It was common practice for the Norman conquerors to build castles in Saxon towns as a means of subduing the local population and these durable, stone constructions remained as a visible reminder of the occupation for later generations, enhancing the Normans’ hold on the popular imagination in later periods.
As the Normans became accepted as rightful kings of England by successive generations, the castle lost part of its role in subduing the local population, but during the 12th and 13th centuries, it gained importance as a royal residence. The reign of Henry III (1216-1272) was a period of considerable building work on the castle, but much of this work was destroyed in a fire which occurred at some point between 1250 and 1253. Rebuilding, however, did take place and the king visited the castle in 1256. During his stay, Henry gave instructions regarding the building of the royal chapel, the queen’s chapel and a number of other chambers. Orders were also given for the redecoration of the hall, which was to be equipped with a new stone porch and a seat for the king decorated with ‘a certain image with beasts’. The wall opposite the king’s seat was to be decorated with a painting of ‘Dives and Lazarus’. This Gospel story, from Luke 16: 19-31, is a parable told by Jesus emphasizing the importance of the rich showing charity to the poor, a moral undoubtedly considered particularly fitting for a Christian king.

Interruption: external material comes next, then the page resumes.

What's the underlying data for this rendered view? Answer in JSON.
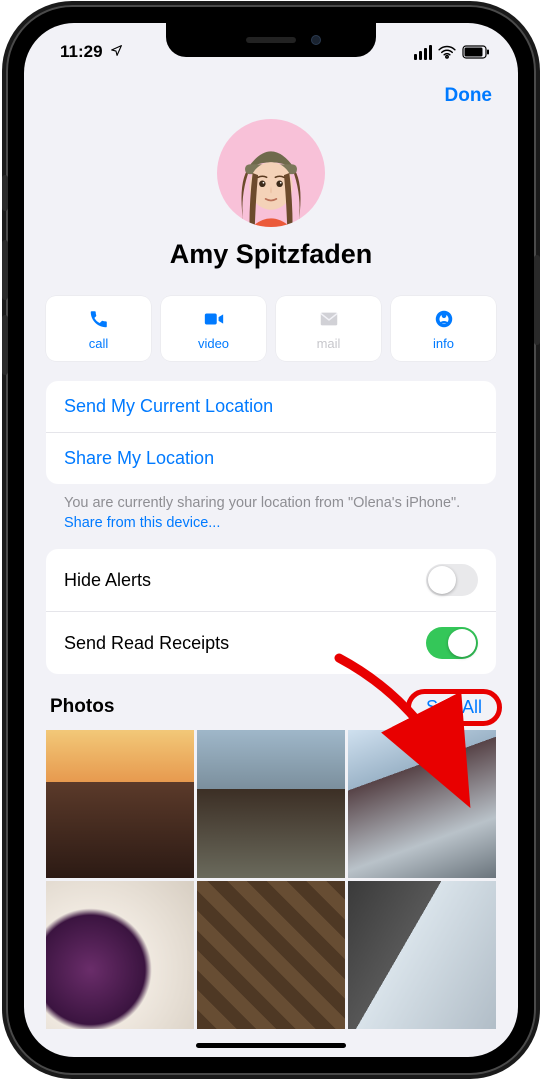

The castle’s use as a royal residence declined after the death of Henry III, with many of the palace buildings being almost entirely demolished after 1379. A number of late medieval kings did visit Guildford, however – Edward I, Edward II, Edward III, Edward IV and Richard III – although it is unclear whether they stayed in the castle or the manor house in the park. In 1611, the castle was granted to Francis Carter and remained in his family until 1813, when it was sold to the Duke of Norfolk. The Duke’s successor then sold it to Lord Grantley in c.1843 and his successor sold it to the Corporation in 1886. The castle was then laid out as public gardens. In 2003, the stone tower keep was the subject of intensive conservation work and can now be visited for a small fee. Guildford Museum is situated in the Castle Arch.
M E Alexander, With Ramparts Crown’d: the Early History of Guildford Castle (Guildford, 2006)
R Poulton & G. Pattison, The Royal Palace and Castle at Guildford: its Story as Revealed by Archaeological Investigation, Surrey Archaeological Society (1998)
‘The borough of Guildford: Introduction and castle’, Victoria County History: Surrey (4 volumes, 1902-12), III, pp. 547-560